Food & Nutrition

14 Questions Nutritionists Get Asked the Most

What is the best food a person can eat?

Cherry tomato pattern on a green background. Flat lay, top viewvirtu studio/Shutterstock

This is an easy question to answer, says Jackie Newgent, RDN, author of The All-Natural Diabetes Cookbook, and spokesperson for KIND Snacks. Her verdict? You can never go wrong with lots of non-starchy vegetables. “I advise aiming to fill half of every mealtime plate or bowl with vegetables like spinach, asparagus, tomatoes, mushrooms, peppers, broccoli, cauliflower, kale, zucchini, or salad greens,” she says. “Yes, even at breakfast-time!” It’s also backed by science: Eating more vegetables can help you lose weight and manage your blood sugar, according to a study published in Nutrients.

Bottom line: There’s a reason vegetables are the common variable in every single diet out there. Veggies are packed with fiber and nutrients, they fill you up, and you can eat as many as you want for very few calories.

Should I snack or not?

Peanuts pattern isolated on a yellow backround. Repetition concept. Top viewvirtu studio/Shutterstock

On the one hand, you hear it’s good to eat every two hours to keep your metabolisms revving and to keep yourself from getting so overly hungry that you lose control. On the other hand, you also hear that it’s best to cut out all snacks and “fast” for a certain number of hours every day. If you’re confused about how often to eat, you’re not alone, Newgent says. “Snacking may help fill in nutrient gaps, keep you satisfied, and potentially prevent overeating at mealtime,” she says. Her favorite snacks combine a protein with produce, such as hummus and veggies or nuts and fruit.

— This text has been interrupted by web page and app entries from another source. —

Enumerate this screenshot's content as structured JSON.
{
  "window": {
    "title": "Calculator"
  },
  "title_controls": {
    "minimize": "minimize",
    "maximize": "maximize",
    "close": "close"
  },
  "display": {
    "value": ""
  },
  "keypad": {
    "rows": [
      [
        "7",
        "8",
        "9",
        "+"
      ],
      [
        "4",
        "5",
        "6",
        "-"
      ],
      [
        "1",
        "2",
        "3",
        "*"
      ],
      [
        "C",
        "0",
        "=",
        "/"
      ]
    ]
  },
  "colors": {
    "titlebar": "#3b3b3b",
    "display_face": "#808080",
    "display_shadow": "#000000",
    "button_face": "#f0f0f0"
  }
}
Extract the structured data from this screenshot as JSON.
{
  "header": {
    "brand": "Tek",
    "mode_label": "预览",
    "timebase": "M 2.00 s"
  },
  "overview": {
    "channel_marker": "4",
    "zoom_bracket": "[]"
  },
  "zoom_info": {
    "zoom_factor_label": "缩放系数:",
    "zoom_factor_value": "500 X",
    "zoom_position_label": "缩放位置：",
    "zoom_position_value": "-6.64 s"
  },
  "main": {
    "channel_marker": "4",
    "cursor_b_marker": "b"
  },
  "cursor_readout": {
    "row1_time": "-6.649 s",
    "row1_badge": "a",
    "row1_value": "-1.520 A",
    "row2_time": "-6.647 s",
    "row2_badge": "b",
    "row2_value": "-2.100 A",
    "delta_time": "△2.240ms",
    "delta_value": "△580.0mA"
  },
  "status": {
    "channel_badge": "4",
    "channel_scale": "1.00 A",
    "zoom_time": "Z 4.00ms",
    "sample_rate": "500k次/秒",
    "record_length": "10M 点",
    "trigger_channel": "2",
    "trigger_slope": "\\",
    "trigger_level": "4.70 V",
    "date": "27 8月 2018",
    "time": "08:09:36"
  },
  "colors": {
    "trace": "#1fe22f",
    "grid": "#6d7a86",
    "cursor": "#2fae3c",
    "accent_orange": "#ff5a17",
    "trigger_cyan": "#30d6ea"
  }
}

Bottom line: Snacks should be small portions, but some people overeat them. If snacking is a trigger for you, don’t do it. Bottom line, it’s best to eat when you’re hungry; abstain when you’re not. Every person needs to find what works for them personally. Here are 30 of our favorite snacks.

Should I go gluten-free?

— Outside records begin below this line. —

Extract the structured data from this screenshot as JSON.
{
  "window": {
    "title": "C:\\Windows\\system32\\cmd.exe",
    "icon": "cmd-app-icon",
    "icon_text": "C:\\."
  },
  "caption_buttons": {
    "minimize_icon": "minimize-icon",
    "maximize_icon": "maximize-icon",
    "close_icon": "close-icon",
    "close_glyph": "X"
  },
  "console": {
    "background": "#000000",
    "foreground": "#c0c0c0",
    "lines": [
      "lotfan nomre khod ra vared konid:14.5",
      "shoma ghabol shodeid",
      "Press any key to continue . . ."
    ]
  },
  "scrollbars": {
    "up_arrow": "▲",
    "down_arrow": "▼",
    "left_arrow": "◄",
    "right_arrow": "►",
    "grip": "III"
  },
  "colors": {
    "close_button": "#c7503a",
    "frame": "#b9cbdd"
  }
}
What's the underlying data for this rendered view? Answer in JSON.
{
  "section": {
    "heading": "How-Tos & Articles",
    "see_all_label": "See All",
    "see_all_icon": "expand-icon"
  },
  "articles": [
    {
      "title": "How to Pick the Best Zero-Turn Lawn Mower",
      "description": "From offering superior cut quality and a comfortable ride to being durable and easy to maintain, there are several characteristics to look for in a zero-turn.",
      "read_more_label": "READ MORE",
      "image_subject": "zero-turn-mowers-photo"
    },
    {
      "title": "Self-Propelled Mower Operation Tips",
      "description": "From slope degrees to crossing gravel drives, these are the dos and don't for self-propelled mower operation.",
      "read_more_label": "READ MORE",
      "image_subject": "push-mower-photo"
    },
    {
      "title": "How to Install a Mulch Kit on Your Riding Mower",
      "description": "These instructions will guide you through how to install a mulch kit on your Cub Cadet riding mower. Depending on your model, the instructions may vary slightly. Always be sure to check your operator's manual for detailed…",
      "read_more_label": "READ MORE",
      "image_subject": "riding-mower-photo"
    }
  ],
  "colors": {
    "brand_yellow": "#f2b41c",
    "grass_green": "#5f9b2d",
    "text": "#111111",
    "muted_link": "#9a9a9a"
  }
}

Wheat grains with spikelets on white backgroundPixel-Shot/Shutterstock

Gluten, the protein found in grains like wheat and barley, has gotten a bad rap—and that’s a shame, says Monica Auslander Moreno, RDN, consultant for RSP Nutrition. “Whenever someone asks me if they should go gluten- or dairy- or whatever-free, I point out that just because it’s a trend does not make it appropriate for you,” she explains. “There are certainly medically indicated reasons for these ‘elimination diets’ but it is not prudent advice for the general population, and can actually result in nutrient deficiencies, disordered eating, and microbiome disturbances when certain proteins like gluten and dairy are cut out.”

Bottom line: Unless you have a medical condition that prohibits eating a particular food group, there is no need for you to cut it out, she says. Next, read on for the 19 ‘healthy’ food rules nutritionists regularly ignore.

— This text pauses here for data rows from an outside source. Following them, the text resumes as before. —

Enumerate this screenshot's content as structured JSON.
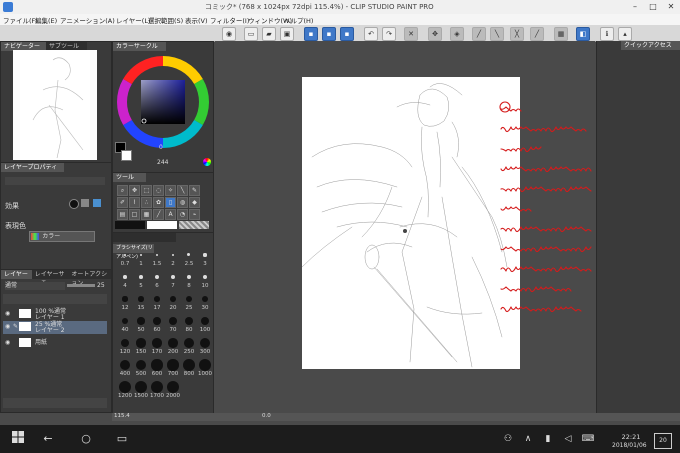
{
  "window": {
    "title": "コミック* (768 x 1024px 72dpi 115.4%) - CLIP STUDIO PAINT PRO",
    "controls": [
      "–",
      "□",
      "✕"
    ]
  },
  "menu": [
    "ファイル(F)",
    "編集(E)",
    "アニメーション(A)",
    "レイヤー(L)",
    "選択範囲(S)",
    "表示(V)",
    "フィルター(I)",
    "ウィンドウ(W)",
    "ヘルプ(H)"
  ],
  "panels": {
    "navigator_tab": "ナビゲーター",
    "navigator_tab2": "サブツール",
    "colorwheel_tab": "カラーサークル",
    "color_values": {
      "left": "244",
      "right": "0"
    },
    "nav_zoom": "115.4",
    "tool_property_tab": "レイヤープロパティ",
    "tool_property": {
      "effect_label": "効果",
      "expr_label": "表現色",
      "expr_value": "カラー"
    },
    "layers_tabs": [
      "レイヤー",
      "レイヤーサーチ",
      "オートアクション"
    ],
    "layers": {
      "blend_mode": "通常",
      "opacity": "25",
      "rows": [
        {
          "name": "100 %通常",
          "sub": "レイヤー 1"
        },
        {
          "name": "25 %通常",
          "sub": "レイヤー 2"
        },
        {
          "name": "用紙",
          "sub": ""
        }
      ]
    },
    "tool_tab": "ツール",
    "brush_size_tab": "ブラシサイズ(リアルペン)",
    "right_panel_tab": "クイックアクセス",
    "brush_sizes": [
      [
        "0.7",
        "1",
        "1.5",
        "2",
        "2.5",
        "3"
      ],
      [
        "4",
        "5",
        "6",
        "7",
        "8",
        "10"
      ],
      [
        "12",
        "15",
        "17",
        "20",
        "25",
        "30"
      ],
      [
        "40",
        "50",
        "60",
        "70",
        "80",
        "100"
      ],
      [
        "120",
        "150",
        "170",
        "200",
        "250",
        "300"
      ],
      [
        "400",
        "500",
        "600",
        "700",
        "800",
        "1000"
      ],
      [
        "1200",
        "1500",
        "1700",
        "2000",
        "",
        ""
      ]
    ]
  },
  "status": {
    "zoom": "115.4",
    "left": "0.0"
  },
  "annotation_lines": [
    "①ラフ",
    "雰囲気が掴めればごちゃくても",
    "問題はないです",
    "らくがきとか思いつきで描く",
    "もの時描のないことの方が",
    "多いです",
    "なんかごちゃごちゃしてきて",
    "わけわからなくなったので今回は",
    "線画の途中に補助線的な",
    "感じで描きました",
    "お手軽楽しいです"
  ],
  "taskbar": {
    "time": "22:21",
    "date": "2018/01/06",
    "notification_count": "20"
  },
  "colors": {
    "annotation": "#d51b1b",
    "accent": "#3f78c8",
    "panel": "#3a3a3a",
    "canvas_bg": "#4a4a4a"
  },
  "icons": [
    "app-icon",
    "back-arrow-icon",
    "home-circle-icon",
    "task-view-icon",
    "people-icon",
    "network-icon",
    "volume-icon",
    "keyboard-icon",
    "notification-icon"
  ]
}
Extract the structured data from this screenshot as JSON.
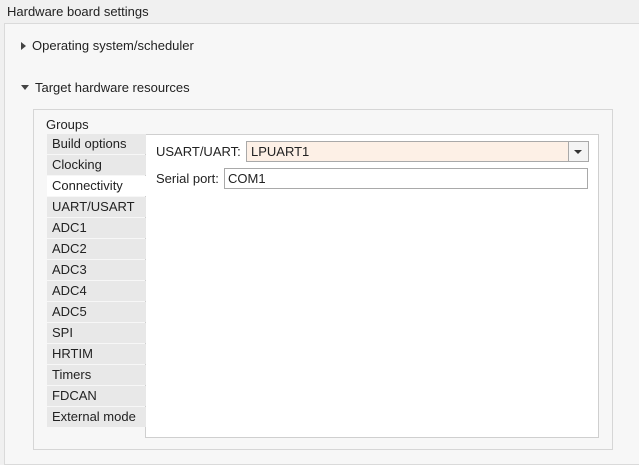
{
  "header": {
    "title": "Hardware board settings"
  },
  "sections": [
    {
      "label": "Operating system/scheduler",
      "expanded": false
    },
    {
      "label": "Target hardware resources",
      "expanded": true
    }
  ],
  "groups": {
    "label": "Groups",
    "selected": "Connectivity",
    "items": [
      "Build options",
      "Clocking",
      "Connectivity",
      "UART/USART",
      "ADC1",
      "ADC2",
      "ADC3",
      "ADC4",
      "ADC5",
      "SPI",
      "HRTIM",
      "Timers",
      "FDCAN",
      "External mode"
    ]
  },
  "connectivity": {
    "usart_label": "USART/UART:",
    "usart_value": "LPUART1",
    "serial_port_label": "Serial port:",
    "serial_port_value": "COM1"
  },
  "colors": {
    "dropdown_highlight": "#fdf0e6",
    "selected_group_bg": "#ffffff",
    "group_bg": "#e8e8e8"
  }
}
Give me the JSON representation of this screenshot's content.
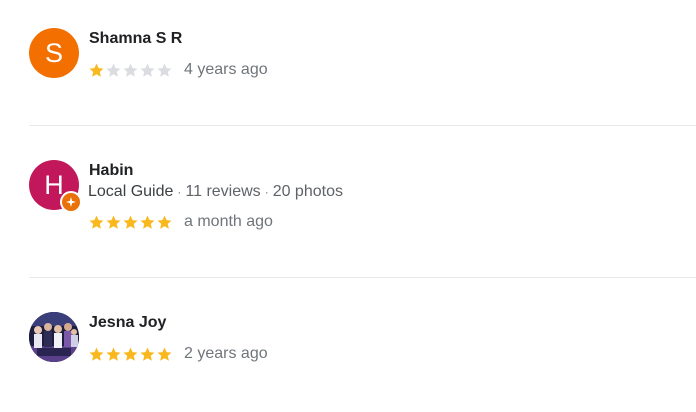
{
  "reviews": [
    {
      "author": "Shamna S R",
      "avatar_letter": "S",
      "avatar_color": "#f36f00",
      "avatar_type": "letter",
      "rating": 1,
      "max_rating": 5,
      "date": "4 years ago"
    },
    {
      "author": "Habin",
      "avatar_letter": "H",
      "avatar_color": "#c2185b",
      "avatar_type": "letter",
      "local_guide": true,
      "guide_label": "Local Guide",
      "reviews_count": "11 reviews",
      "photos_count": "20 photos",
      "separator": "·",
      "rating": 5,
      "max_rating": 5,
      "date": "a month ago"
    },
    {
      "author": "Jesna Joy",
      "avatar_type": "photo",
      "rating": 5,
      "max_rating": 5,
      "date": "2 years ago"
    }
  ],
  "colors": {
    "star_filled": "#f9b81e",
    "star_empty": "#dadce0",
    "badge": "#e8710a"
  },
  "icons": {
    "star": "star-icon",
    "badge": "local-guide-badge-icon"
  }
}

Let’s block ads! (Why?)

Reader's Digest

Leave a Reply

Your email address will not be published. Required fields are marked *